In the logging industry the log end contains “end marks”. This refers to the markings made at the ends of the logs to determine their ownership. The tool used to create these markings is called the stamp hammer. This way to identify the owner of logs was used in Michigan as early as 1842 to ensure logs went to the correct mill and the correct log owner received the profits. Every log owner had their own authorized marking and it was illegal to either change or destroy this marking. Unmarked logs were considered “prizes” and could be divided among the different owners in a region. Many of these markings did not survive, in this case though, the Museum acquired these log ends that were found and were likely cut off and then the logs stolen.
Science Tuesday: Grand River Watershed (March 2017) Science Tuesdays is an ongoing educational experience, offering science programming based on changing themes each month.
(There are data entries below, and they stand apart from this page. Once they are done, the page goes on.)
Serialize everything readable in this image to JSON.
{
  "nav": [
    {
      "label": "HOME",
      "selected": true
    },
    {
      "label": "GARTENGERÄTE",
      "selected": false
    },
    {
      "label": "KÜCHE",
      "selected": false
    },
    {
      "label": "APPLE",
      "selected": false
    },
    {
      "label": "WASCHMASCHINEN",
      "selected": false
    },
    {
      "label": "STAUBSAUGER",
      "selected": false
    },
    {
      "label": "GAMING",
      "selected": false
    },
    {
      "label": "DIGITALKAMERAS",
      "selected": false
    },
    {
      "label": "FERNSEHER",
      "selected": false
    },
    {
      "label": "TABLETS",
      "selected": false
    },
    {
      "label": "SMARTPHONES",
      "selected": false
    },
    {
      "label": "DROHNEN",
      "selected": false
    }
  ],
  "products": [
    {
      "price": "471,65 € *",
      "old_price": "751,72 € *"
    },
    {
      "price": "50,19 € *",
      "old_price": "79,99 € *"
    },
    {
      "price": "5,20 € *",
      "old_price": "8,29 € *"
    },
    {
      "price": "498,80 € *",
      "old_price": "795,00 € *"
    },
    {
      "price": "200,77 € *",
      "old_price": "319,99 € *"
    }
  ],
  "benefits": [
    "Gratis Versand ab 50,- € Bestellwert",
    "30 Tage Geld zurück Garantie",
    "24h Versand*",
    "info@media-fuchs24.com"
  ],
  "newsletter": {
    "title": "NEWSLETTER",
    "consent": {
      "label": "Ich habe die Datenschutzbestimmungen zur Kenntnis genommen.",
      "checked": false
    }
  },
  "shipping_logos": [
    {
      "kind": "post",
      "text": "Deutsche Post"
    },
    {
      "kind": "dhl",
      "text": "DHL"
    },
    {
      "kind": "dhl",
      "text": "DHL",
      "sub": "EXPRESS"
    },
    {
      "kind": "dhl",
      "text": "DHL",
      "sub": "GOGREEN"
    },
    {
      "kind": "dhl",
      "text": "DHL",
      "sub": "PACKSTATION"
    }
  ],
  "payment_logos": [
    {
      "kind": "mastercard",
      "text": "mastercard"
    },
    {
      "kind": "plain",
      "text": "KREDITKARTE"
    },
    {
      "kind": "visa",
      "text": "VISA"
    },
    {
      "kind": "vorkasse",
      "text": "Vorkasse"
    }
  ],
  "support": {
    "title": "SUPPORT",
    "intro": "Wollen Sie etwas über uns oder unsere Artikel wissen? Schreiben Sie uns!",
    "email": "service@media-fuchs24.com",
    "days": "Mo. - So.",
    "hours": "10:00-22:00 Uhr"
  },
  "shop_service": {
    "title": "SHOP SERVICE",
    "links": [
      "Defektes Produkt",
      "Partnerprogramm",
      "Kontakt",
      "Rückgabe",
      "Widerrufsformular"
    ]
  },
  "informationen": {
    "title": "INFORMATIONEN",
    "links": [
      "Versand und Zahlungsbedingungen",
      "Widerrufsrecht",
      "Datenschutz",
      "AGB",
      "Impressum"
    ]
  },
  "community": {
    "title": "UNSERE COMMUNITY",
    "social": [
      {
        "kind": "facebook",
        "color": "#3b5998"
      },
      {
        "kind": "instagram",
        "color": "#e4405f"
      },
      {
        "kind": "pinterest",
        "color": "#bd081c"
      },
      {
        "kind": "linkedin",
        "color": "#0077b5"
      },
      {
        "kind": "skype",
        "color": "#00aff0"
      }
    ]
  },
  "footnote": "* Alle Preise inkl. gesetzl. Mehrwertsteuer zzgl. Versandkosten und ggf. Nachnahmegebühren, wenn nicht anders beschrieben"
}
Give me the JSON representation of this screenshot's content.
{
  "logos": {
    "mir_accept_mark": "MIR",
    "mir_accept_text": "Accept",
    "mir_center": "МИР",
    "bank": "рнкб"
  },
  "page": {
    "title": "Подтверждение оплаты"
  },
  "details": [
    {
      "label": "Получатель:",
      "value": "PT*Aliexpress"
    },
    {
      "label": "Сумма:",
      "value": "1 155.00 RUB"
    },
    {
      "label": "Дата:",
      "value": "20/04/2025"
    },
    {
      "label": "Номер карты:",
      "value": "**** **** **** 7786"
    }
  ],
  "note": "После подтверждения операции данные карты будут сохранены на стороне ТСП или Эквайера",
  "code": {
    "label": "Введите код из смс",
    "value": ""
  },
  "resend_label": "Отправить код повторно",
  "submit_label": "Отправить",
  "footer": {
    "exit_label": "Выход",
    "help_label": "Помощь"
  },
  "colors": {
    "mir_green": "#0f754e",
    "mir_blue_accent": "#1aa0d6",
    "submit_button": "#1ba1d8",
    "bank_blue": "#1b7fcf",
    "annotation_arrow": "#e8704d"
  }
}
Science Tuesdays take place throughout the day on Tuesdays at the Museum and include a variety of activities and interactive displays.